blue Swedish flags were waving beautifully in a brisk wind. Below a
large crowd was waiting for the 1,350 passengers to disembark.
While the ship was secured by noon, it would be another several
hours before we could leave the ship because first class and cabin
class passengers were given preference. From the upper deck I could see
the booms hoisting luggage and mailsacks in big nets up from the holds
of the ship. After passing through one of the lounges where the
authorities checked our papers and our passports, the moment finally
We passed slowly down the gangplank and I was in Sweden!
In New York, the dock was situated perpendicular to the street; in
Gothenburg it was parallel to the street. Otherwise, Amerikaskjulet
looked much the same as the pier in New York, though it seemed to be
better organized. When we had assembled our luggage, we collared a
customs inspector. He asked a few questions, slapped tags on our bags
and sent us out through the gates on to the street?
On my way to my relativies
Eventually, we got to the central railroad station. It was a
new and exciting experience. Freight cars seemed to be unusually
short and stubby. Passenger trains had signs on each individual coach
indicating its final destination. When the train arrived at Markaryd,
we were met at the station by my Uncle Andrew and my cousin, Allan, who
was ten years old. The five-kilometer ride by taxi out to Hannabad was
memorable. It was totally dark, and there was about 40cm of snow on
the ground. When the village of Markaryd disappeared behind us, I
could only see what was illuminated by the headlights of the car.
The unpaved, snow-covered road was barely visible, though the driver seemed
to know every curve and turn. We rode uphill and downhill, over little
bridges, and through a deep, deep forest with enormous spruce trees
whose snow-laden branches seemed to bow in a deep salute.
The reunion was emotional. Tears flowed freely, and everyone
was talking at the same time. My mother was very, very happy.

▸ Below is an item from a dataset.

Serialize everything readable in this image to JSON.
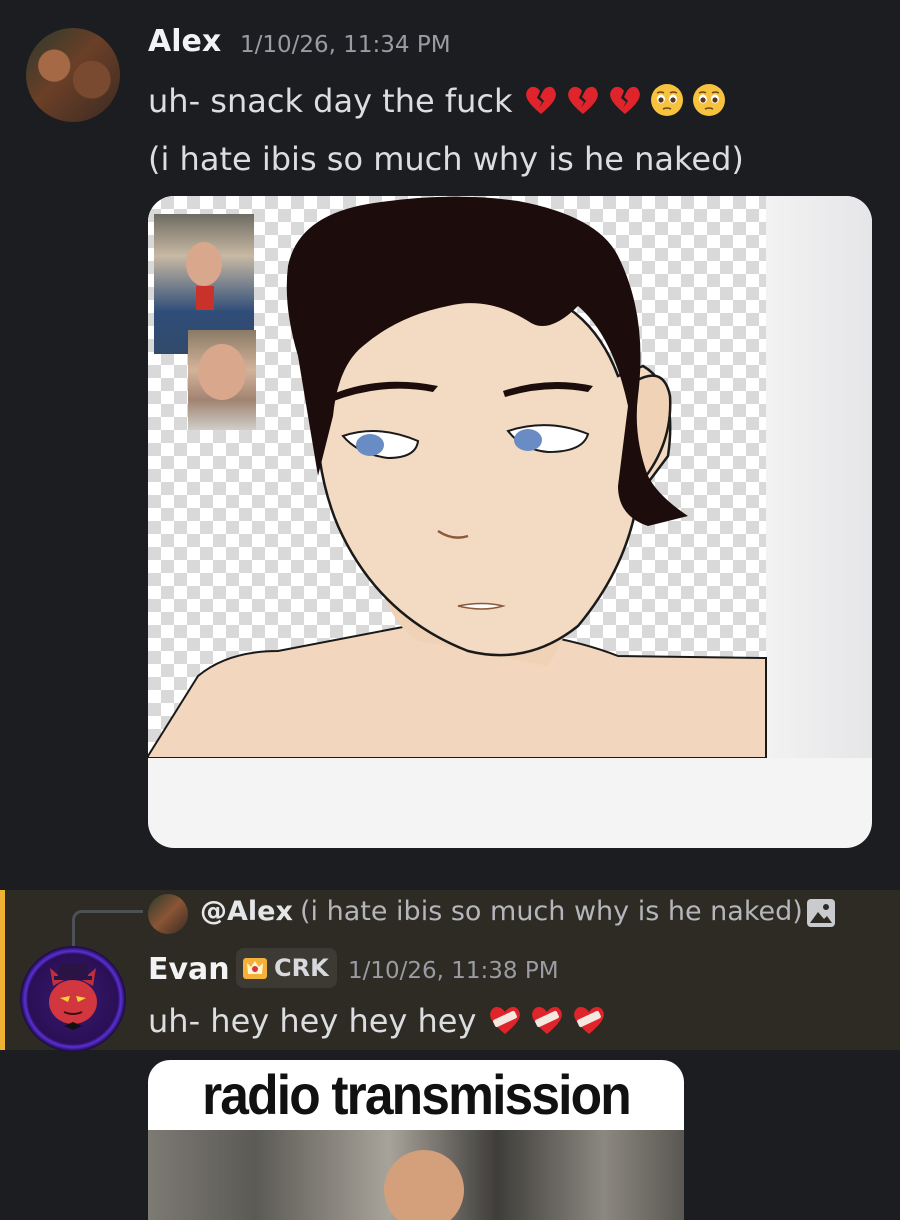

We would like to thank the author Lennart Pearson and the Swedish American Genealogist for letting us publish this article on our website.
|Photos: Lennart Pearson, South Carolina, USA
Source: Swedish American Genealogist no 1 (2006)